- I had never had a reasonable amount of money in my life. How could I possibly value something I had never had?! How could I feel protective over hard earned money when I simply didn’t have any?
- Part of me still believes in the fairy tale of romance. The idea of a prenup somehow diminishes the faint glow that surrounds my happy ever after. Yes, I have my glass slipper all ready and waiting for my prince! I still believe in romance, in ‘what’s yours is mine’ and vice versa. A prenup taints my vision. Distorting it into something that leaves a nasty, bitter aftertaste in my mouth.
- Well, it is simply an insult isn’t it?! Or is it?! That rather depends on your outlook. Some suggest it is pre-emptive of a break up, displaying trust issues and a lack of belief in the longevity of marriage. Others would say it is protecting an investment that you have worked hard to accrue. Okay, that is three points so I fibbed a little there. Just because I fibbed a little doesn’t mean I am marrying you for your money! Okay, perhaps I am still feeling a tad insulted!
So I sat and thought about the purpose of a prenup, and did as much research as I could into why anyone would even consider a prenup. I even contacted this divorce lawyer for expert advice on what I should expect.
Throwing all thoughts of a crazy ex shafting me out of my mind, I realize that protecting your assets is actually really important. I started to consider, what if I was loaded?! What if I had worked my delicate(ish) backside off, all of my life, and wanted to protect my assets. Would I want a prenup in the event of marriage? ‘Hell yeah’ screams the stubborn, inner me!
Confronted with this hypocritical knowledge I am rather stunned with myself. What is wrong with me?!
Upon further reflection, it hits me like a thunderbolt out of the blue and knocks me off my feet. Whilst I am happy to share my wealth with my spouse, the one who stands by my side in a partnership, hopefully for many wonderful happy years, there is no way in hell, would I want to be in the position to have to pay HIM money should he decide to trade me in for a younger, prettier (yeah right!) model. Worse still, would I want him spending money that I had earned, on other women?! ‘Hell. NO!’

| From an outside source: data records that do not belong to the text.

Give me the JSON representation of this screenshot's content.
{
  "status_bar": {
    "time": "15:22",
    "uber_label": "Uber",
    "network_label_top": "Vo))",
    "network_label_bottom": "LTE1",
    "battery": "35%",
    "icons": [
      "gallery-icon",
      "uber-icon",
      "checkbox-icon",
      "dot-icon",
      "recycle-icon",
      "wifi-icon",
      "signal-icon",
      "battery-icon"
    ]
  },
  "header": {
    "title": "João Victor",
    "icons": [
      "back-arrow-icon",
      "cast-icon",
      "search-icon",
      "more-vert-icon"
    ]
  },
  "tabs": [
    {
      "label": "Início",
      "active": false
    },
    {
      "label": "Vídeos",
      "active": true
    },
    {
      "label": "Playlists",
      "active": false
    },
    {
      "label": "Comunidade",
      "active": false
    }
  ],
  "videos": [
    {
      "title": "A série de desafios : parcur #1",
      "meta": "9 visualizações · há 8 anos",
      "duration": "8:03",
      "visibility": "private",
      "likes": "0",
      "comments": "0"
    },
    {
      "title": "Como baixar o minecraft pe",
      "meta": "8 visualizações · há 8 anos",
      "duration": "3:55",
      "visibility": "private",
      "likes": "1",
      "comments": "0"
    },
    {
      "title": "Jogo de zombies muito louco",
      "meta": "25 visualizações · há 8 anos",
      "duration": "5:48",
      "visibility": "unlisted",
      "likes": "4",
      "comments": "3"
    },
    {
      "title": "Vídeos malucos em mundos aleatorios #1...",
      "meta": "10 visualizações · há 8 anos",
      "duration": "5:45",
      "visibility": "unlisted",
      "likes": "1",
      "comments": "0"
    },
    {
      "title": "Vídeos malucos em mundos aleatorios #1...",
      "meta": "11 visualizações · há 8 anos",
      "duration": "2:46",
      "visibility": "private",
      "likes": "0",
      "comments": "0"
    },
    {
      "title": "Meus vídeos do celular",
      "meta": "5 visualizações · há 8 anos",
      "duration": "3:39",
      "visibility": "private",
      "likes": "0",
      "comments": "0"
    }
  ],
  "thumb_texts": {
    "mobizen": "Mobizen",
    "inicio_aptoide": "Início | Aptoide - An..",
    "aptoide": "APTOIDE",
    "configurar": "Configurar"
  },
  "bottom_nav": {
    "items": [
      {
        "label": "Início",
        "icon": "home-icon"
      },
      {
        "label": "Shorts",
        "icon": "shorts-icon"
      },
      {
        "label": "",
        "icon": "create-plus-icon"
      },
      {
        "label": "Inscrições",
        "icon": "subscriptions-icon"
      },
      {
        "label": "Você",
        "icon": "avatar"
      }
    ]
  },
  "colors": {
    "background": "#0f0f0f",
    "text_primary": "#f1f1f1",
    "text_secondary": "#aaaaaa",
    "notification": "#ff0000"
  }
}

I then consider any added influences like children (naturally I will have a family like the Walton’s!), and/or any elder relatives that would require care. A prenup is not just to safeguard your future but their futures too!
A prenup is supposed to be fair to all parties. That’s all good and well, but what might be fair to Ma Walton, may not particularly be what Pa Walton wants to give! With this in mind, a prenuptial agreement should probably be discussed before any nuptials are planned. I am a classic example of how just one word can turn you into someone ready to grab a pitchfork, demented and defensive. Just one word ‘Prenup’ took time to absorb and disseminate. Communication really is the key, to establishing the reason why you would like to consider a prenup in the first place, but timing is important if you are to garner a true reflection of how your intended spouse feels about it. I certainly would not recommend slipping an envelope through the door on the eve of your wedding expecting a signature.
If a Prenuptial agreement was placed before me, that was fair to all parties, then I honestly do not believe I would have any problems with signing it. I would consider it a contract, there to protect the interests of both my spouse and myself. It would take into account any contributing factors regarding children and close family members and any needs that they would have. Furthermore, if the prenup was approached in a respectful and communicative manner, I would probably find it a lot easier to deal with.
I still believe in romance. I still believe in happily ever after. But if a prenup is what my spouse wanted, provided it was fair to all concerned, I would happily sign on the dotted line.
This article was written in association with Punam Denley of Blanchards Law, an expert divorce lawyer specializing in divorce, separation, children, and financial disputes. This account tells the story of an amalgamation of a number of clients that Punam has worked with.